● **Your goal**:
Your task is to find every line of the data that holds the string "name" and copy it.

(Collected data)
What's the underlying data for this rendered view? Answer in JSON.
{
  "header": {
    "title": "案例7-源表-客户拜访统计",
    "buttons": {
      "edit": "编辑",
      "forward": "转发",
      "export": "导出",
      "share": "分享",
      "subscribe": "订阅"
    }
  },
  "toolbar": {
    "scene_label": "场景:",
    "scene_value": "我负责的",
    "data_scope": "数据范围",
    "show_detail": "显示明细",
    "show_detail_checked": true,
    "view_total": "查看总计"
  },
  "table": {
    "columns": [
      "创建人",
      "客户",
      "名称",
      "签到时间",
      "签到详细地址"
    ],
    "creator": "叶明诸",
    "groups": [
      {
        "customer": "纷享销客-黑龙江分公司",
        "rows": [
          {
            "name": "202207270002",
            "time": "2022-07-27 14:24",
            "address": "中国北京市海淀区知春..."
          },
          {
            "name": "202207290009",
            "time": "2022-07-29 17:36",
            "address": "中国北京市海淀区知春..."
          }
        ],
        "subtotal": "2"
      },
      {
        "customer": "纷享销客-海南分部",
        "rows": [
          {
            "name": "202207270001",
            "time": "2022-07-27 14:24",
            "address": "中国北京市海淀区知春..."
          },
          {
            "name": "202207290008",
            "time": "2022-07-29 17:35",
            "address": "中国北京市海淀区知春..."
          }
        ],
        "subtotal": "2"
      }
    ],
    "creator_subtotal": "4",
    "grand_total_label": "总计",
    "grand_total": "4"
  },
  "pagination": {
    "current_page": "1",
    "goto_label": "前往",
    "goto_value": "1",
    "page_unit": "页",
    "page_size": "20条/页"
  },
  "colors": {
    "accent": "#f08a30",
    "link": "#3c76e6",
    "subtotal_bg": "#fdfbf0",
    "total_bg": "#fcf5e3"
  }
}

● **Exercise output**:
            "name": "202207270002",
            "name": "202207290009",
            "name": "202207270001",
            "name": "202207290008",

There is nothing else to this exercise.